Jacksonville Honors the Black Heritage that Paved the City’s History

Art, culture and historical sites tell the story of Jacksonville’s rich Black history

JACKSONVILLE, FL. February 5, 2021 – Throughout Jacksonville’s history, Black and African American leaders have played a significant and lasting role in making the city what it is today. Black heritage is steeped within Jacksonville’s unique culture, thriving art scene and 400-year-old history. As we recognize Black History Month, visitors can experience the city’s rich Black history in a number of ways such as walking the African American Heritage Trail, admiring moving displays of public art and experiencing Jacksonville’s historic neighborhoods and parks.

The African American Heritage Trail
Along Jacksonville’s African American Heritage Trail, visitors learn about the brave and innovative African Americans who played a leading role in the making of Jacksonville, dating all the way back to the 1500s. Some of the most captivating highlights from the tour include James Weldon Johnson and John Rosamond Johnson, the composers of the inspiring anthem “Lift Ev’ry Voice and Sing;” Historic J.P. Small Historic Stadium (Formerly Durkee Field) where the late Hank Aaron, famed right fielder and member of the National Baseball Hall of Fame, got his big break with the then-Jacksonville Braves; and Eartha White exhibit in the Clara White Mission, which honors Jacksonville’s Original Renaissance Woman; to name just a few of the notable Black leaders who altered Jacksonville's history.

Honoring Black History Through Art & Culture
Jacksonville’s burgeoning art scene reflects the city’s deep-seated Black heritage and is represented through the city’s public art murals, arts markets and museums.
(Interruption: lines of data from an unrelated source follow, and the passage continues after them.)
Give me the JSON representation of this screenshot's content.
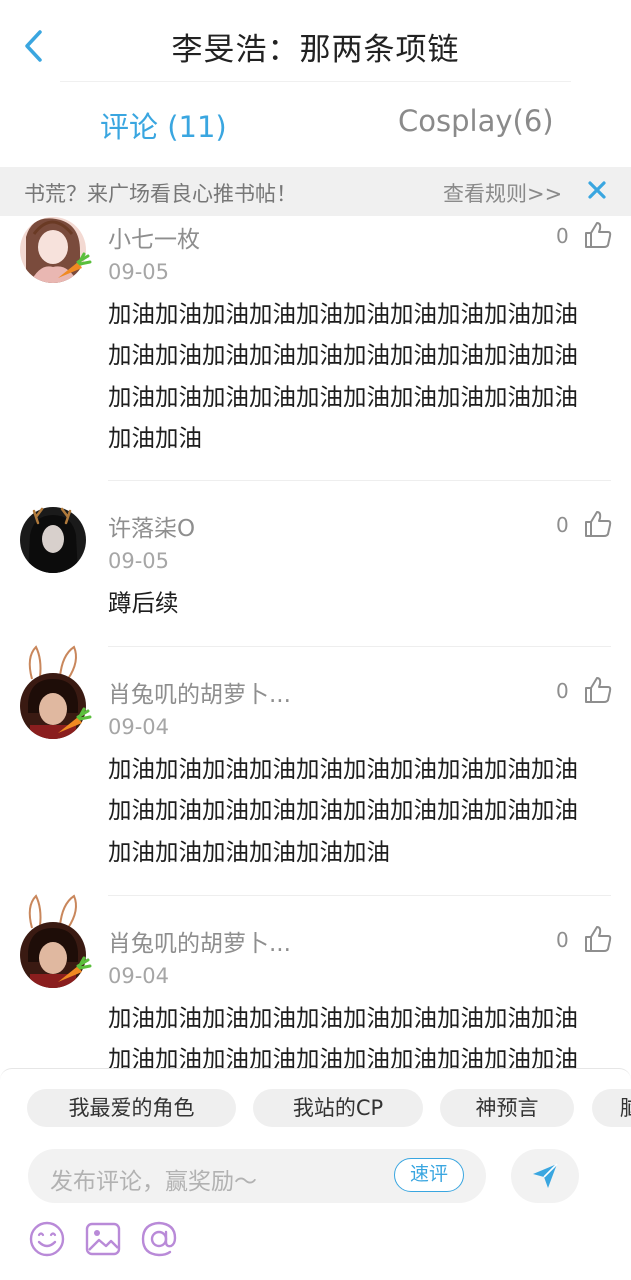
{
  "header": {
    "title": "李旻浩：那两条项链"
  },
  "tabs": [
    {
      "label": "评论 (11)",
      "active": true
    },
    {
      "label": "Cosplay(6)",
      "active": false
    }
  ],
  "notice": {
    "text": "书荒？来广场看良心推书帖！",
    "link": "查看规则>>"
  },
  "comments": [
    {
      "name": "小七一枚",
      "date": "09-05",
      "likes": "0",
      "text": "加油加油加油加油加油加油加油加油加油加油加油加油加油加油加油加油加油加油加油加油加油加油加油加油加油加油加油加油加油加油加油加油"
    },
    {
      "name": "许落柒O",
      "date": "09-05",
      "likes": "0",
      "text": "蹲后续"
    },
    {
      "name": "肖兔叽的胡萝卜...",
      "date": "09-04",
      "likes": "0",
      "text": "加油加油加油加油加油加油加油加油加油加油加油加油加油加油加油加油加油加油加油加油加油加油加油加油加油加油"
    },
    {
      "name": "肖兔叽的胡萝卜...",
      "date": "09-04",
      "likes": "0",
      "text": "加油加油加油加油加油加油加油加油加油加油加油加油加油加油加油加油加油加油加油加油加油加油加油加油加油加油"
    }
  ],
  "quick_tags": [
    "我最爱的角色",
    "我站的CP",
    "神预言",
    "脑"
  ],
  "composer": {
    "placeholder": "发布评论，赢奖励～",
    "quick_label": "速评"
  },
  "colors": {
    "accent": "#3aa6e0",
    "tool_icon": "#b98ad8"
  },
  "icons": [
    "back-icon",
    "close-icon",
    "like-icon",
    "send-icon",
    "emoji-icon",
    "image-icon",
    "mention-icon"
  ]
}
In 2020, ArtRepublic, a cultural production agency based in Jacksonville, unveiled several new public murals as part of the national Lift Ev’ry Voice Placement Project. Five of the 12 murals are located in Jacksonville, spotlighting impressive local artists and paying tribute to the Black leaders who shaped the city’s education, culture and human rights efforts. Visitors can explore all the murals created by Black artists or murals by other artists that feature Black subjects by referencing Jacksonville’s Black Mural Map.

The 6 Ft. Away Gallery also debuted in 2020 as a pop-up public art space created by curator, artist and advocate Shawana Brooks in response to the COVID-19 pandemic. As cultural spaces closed due to the pandemic and social distancing restrictions were implemented, 6 Ft. Away Gallery served as a safe space for local artists to vent frustrations, discuss trauma and express themselves. The current exhibition reflects injustice against Black Americans.

The Cummer Museum of Arts & Gardens in Jacksonville is also celebrating the significant contributions and creativity of the city’s Black community through its Black History Month programming and ongoing initiatives, such as Art Ventures Exhibition. Whether in-person or virtually, individuals can experience live music, art talks, artmaking and more with the Cummer Museum of Arts & Garden. Art Ventures, which is open now through February 21, is a retrospective exhibition that features 30 local artists, including several of Jacksonville’s talented Black artists.

Rediscovering Black Heritage within the Community
Black heritage can be found across Jacksonville’s many neighborhoods, including the historic community of LaVilla. During its height of activity in the 1920s-1960s, LaVilla was known as the “Harlem of the South” and is the birthplace of James Weldon Johnson and John Rosamond Johnson. Visitors can pay homage to the brothers by visiting The Lift Ev’ry Voice and Sing Park or taking in live performances of the anthem at the Ritz Theatre & Museum. LaVilla is also undergoing redevelopment, which can be seen in this video, to celebrate the past and build connections.

Within the LaVilla neighborhood and throughout Jacksonville, visitors can also find many local “Makers” embracing Black heritage and culture. Black-owned businesses and restaurants celebrate the city’s roots while supporting Jacksonville’s proud and diverse local business owners.

To learn more about Jacksonville’s history and Black heritage, or to plan your trip to Jacksonville this February, visit visitjacksonville.com.

About Visit Jacksonville

Visit Jacksonville is a Destination Marketing Organization accredited by Destinations International and contracted by the Duval County Tourist Development Council (TDC) since 1996 to champion the growth of leisure and business tourism in Jacksonville.

For a closer look at all there is to see and do in Jacksonville, go to www.VisitJacksonville.com.